Kent State rises to celebrate Martin Luther King Jr.


David Anderson, Founder and President of BridgeLeader Network, speaks at the at the 15th Annual Martin Luther King Jr. Celebration in the Kent State Student Center Ballroom Thursday, Jan. 26, 2017.

McKenna Corson

The 15th annual Martin Luther King Jr. Celebration kicked off today in the Student Center Ballroom, drawing in a mix ages and races to celebrate diversity and spread the need for love.

The event featured David Anderson, founder and president of the BridgeLeader Network, as the keynote speaker. Anderson has traveled around the world to promote racial, cultural and religious hope during this time of global unrest.

Shana Lee, director for special projects and initiatives within the Division of Diversity, Equity and Inclusion, and one of the celebration’s organizers, said she was overjoyed with the successful turnout.

Lee said the celebration first started 15 years ago to bring the university and community together to celebrate diversity, equity and inclusion, as well as strengthen the strides made within those fields.

The event also featured speeches from Alfreda Brown, vice president of the Division of Diversity, Equity and Inclusion, and Kent State President Beverly Warren. Both speakers brought up the social unrest surrounding Donald Trump’s election and how the community could come together to provide help.

“The world has witnessed one of the most divisive elections in the history of the United States,” Brown said. “There have been dreams shattered and dreams realized. No matter where you fall on this spectrum of emotion … I encourage each one of you to use your voice for healing and systematic change.”

The ballroom also echoed the word “rising” after Brown encouraged the engaged crowd to chant after she listed African-American involvement within Kent State over the past years.

“We are striving every day to be that version of unity that we all have hope that we can achieve,” Warren said. “May we play our symphony with passion and commitment, and the desire to be the doers of kindness, the conveners of respectful dialogue and the believers that we are at our best. When all of our voices blend into a beautiful harmony of diversity and inclusion, may we achieve that in our lifetime. Thank you for gathering today in a celebration of Dr. Martin Luther King Jr., but also as a commitment that we will be better when we strive together, and we will rise.”

The Unity for Diversion Award and the 2017 Diversity Trailblazer Award were awarded, followed by a creative dance performance.

Anderson took to the stage and shared ways to bridge the gap between racial, religious and cultural divides.

“I’ve learned that comprehension begins with conversation,” Anderson said. “There’s an old African proverb that says, ‘From afar, I thought he was a monster. When he got closer, I thought he was an animal. When he got even closer, I realized he was a human being. But when we were face to face, I realized he was my brother.’ Distance demonizes you. But when you’re face to face, it’s hard to hate up close.”

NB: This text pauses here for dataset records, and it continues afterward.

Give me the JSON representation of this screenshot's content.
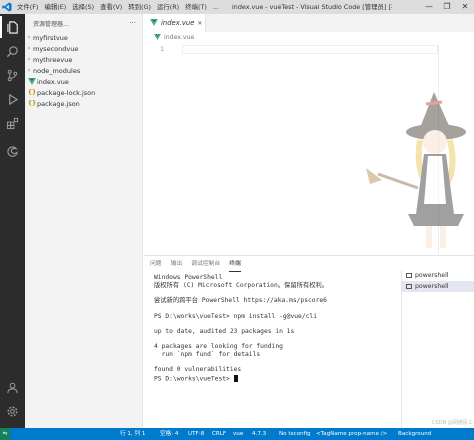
{
  "titlebar": {
    "menu": [
      "文件(F)",
      "编辑(E)",
      "选择(S)",
      "查看(V)",
      "转到(G)",
      "运行(R)",
      "终端(T)",
      "..."
    ],
    "window_title": "index.vue - vueTest - Visual Studio Code [管理员] [不...",
    "controls": [
      "—",
      "❐",
      "✕"
    ]
  },
  "explorer": {
    "header": "资源管理器...",
    "more": "···",
    "items": [
      {
        "label": "myfirstvue",
        "kind": "folder"
      },
      {
        "label": "mysecondvue",
        "kind": "folder"
      },
      {
        "label": "mythreevue",
        "kind": "folder"
      },
      {
        "label": "node_modules",
        "kind": "folder"
      },
      {
        "label": "index.vue",
        "kind": "vue"
      },
      {
        "label": "package-lock.json",
        "kind": "json"
      },
      {
        "label": "package.json",
        "kind": "json"
      }
    ],
    "folder_chevron": "›",
    "json_glyph": "{}"
  },
  "editor": {
    "tab_label": "index.vue",
    "tab_close": "✕",
    "breadcrumb": "index.vue",
    "line_number": "1"
  },
  "panel": {
    "tabs": [
      "问题",
      "输出",
      "调试控制台",
      "终端"
    ],
    "terminal_lines": [
      "Windows PowerShell",
      "版权所有 (C) Microsoft Corporation。保留所有权利。",
      "",
      "尝试新的跨平台 PowerShell https://aka.ms/pscore6",
      "",
      "PS D:\\works\\vueTest> npm install -g@vue/cli",
      "",
      "up to date, audited 23 packages in 1s",
      "",
      "4 packages are looking for funding",
      "  run `npm fund` for details",
      "",
      "found 0 vulnerabilities"
    ],
    "prompt": "PS D:\\works\\vueTest> ",
    "terminals": [
      "powershell",
      "powershell"
    ]
  },
  "statusbar": {
    "remote": "⇋",
    "position": "行 1, 列 1",
    "spaces": "空格: 4",
    "encoding": "UTF-8",
    "eol": "CRLF",
    "language": "vue",
    "version": "4.7.3",
    "tsconfig": "No tsconfig",
    "tag": "<TagName prop-name />",
    "background": "Background",
    "watermark": "CSDN @网络民工~"
  },
  "colors": {
    "activity_bar": "#2c2c2c",
    "status_bar": "#007acc",
    "vue_green": "#41b883",
    "json_yellow": "#b89500"
  }
}
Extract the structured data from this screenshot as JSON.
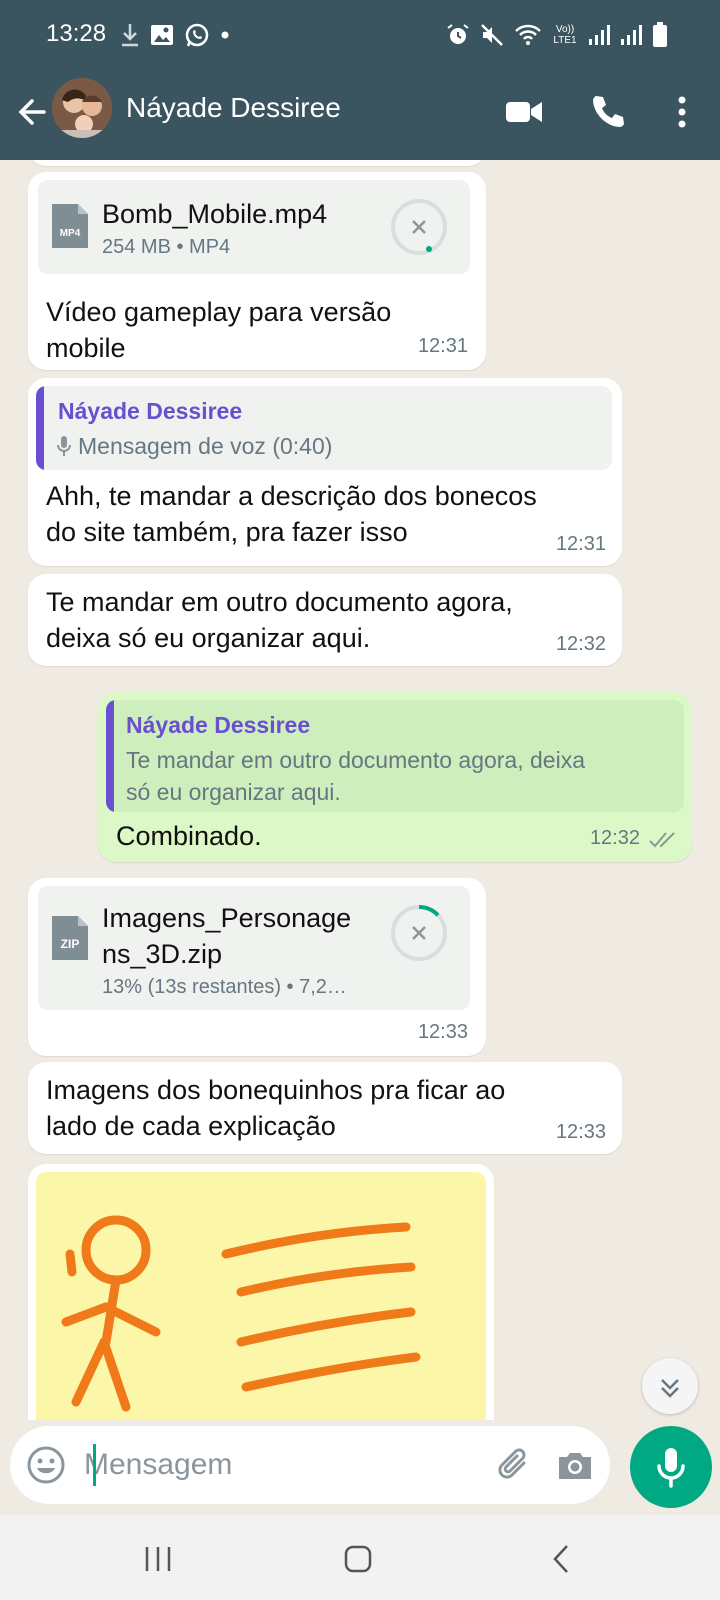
{
  "status_bar": {
    "time": "13:28",
    "left_icons": [
      "download-icon",
      "image-icon",
      "whatsapp-icon",
      "dot-icon"
    ],
    "right_icons": [
      "alarm-icon",
      "mute-icon",
      "wifi-icon",
      "volte-icon",
      "signal-icon",
      "signal-icon",
      "battery-icon"
    ],
    "volte_label": "Vo)) LTE1"
  },
  "header": {
    "contact_name": "Náyade Dessiree",
    "icons": [
      "back-arrow-icon",
      "video-call-icon",
      "voice-call-icon",
      "more-options-icon"
    ]
  },
  "messages": [
    {
      "type": "file",
      "file_name": "Bomb_Mobile.mp4",
      "file_meta": "254 MB • MP4",
      "file_type_badge": "MP4",
      "caption_line1": "Vídeo gameplay para versão",
      "caption_line2": "mobile",
      "time": "12:31"
    },
    {
      "type": "reply",
      "quoted_name": "Náyade Dessiree",
      "quoted_text": "Mensagem de voz (0:40)",
      "text_line1": "Ahh, te mandar a descrição dos bonecos",
      "text_line2": "do site também, pra fazer isso",
      "time": "12:31"
    },
    {
      "type": "text",
      "text_line1": "Te mandar em outro documento agora,",
      "text_line2": "deixa só eu organizar aqui.",
      "time": "12:32"
    },
    {
      "type": "reply_outgoing",
      "quoted_name": "Náyade Dessiree",
      "quoted_text_line1": "Te mandar em outro documento agora, deixa",
      "quoted_text_line2": "só eu organizar aqui.",
      "text": "Combinado.",
      "time": "12:32",
      "status": "read"
    },
    {
      "type": "file",
      "file_name_line1": "Imagens_Personage",
      "file_name_line2": "ns_3D.zip",
      "file_meta": "13% (13s restantes) • 7,2…",
      "file_type_badge": "ZIP",
      "progress": 0.13,
      "time": "12:33"
    },
    {
      "type": "text",
      "text_line1": "Imagens dos bonequinhos pra ficar ao",
      "text_line2": "lado de cada explicação",
      "time": "12:33"
    },
    {
      "type": "image",
      "description": "stick figure drawing on yellow background"
    }
  ],
  "input": {
    "placeholder": "Mensagem"
  },
  "colors": {
    "header": "#3a5560",
    "accent": "#00a884",
    "outgoing_bubble": "#dcf8c6",
    "quote_name": "#6a4fd1",
    "chat_bg": "#efeae2"
  }
}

Anderson also introduced his seven principles to be a “gracist,” which he defines as “extending positive favor to other people regarding of, and sometimes because of, their color, class or culture.”

He said he believes his seven principles of “gracism” can help unify the world. His principles are:

“I will lift you up, I will cover you, I will share with you, I will honor you, I will stand with you, I will consider you and I will celebrate you.

“When you listen to one another and love one another, and at least let one another talk, a beautiful magic begins to happen,” Anderson said. “I’ve watched this happen day in and day out in the work that I do.”

Junior integrated health studies major Bianca Tanksley said she came to the celebration to honor Martin Luther King Jr., especially because of the new era America is entering.

“It’s important because not a lot of people get this type of exposure on a day-to-day basis,” Tanksley said. “Some of the things the keynote speaker said were things that other people would never have thought of. It’s important to go back and think about what was fought for just to get rights and equity. The whole service was amazing. I’m going to definitely remember this celebration. I’ve learned so much.”

McKenna Corson is the diversity reporter, contact her at [email protected].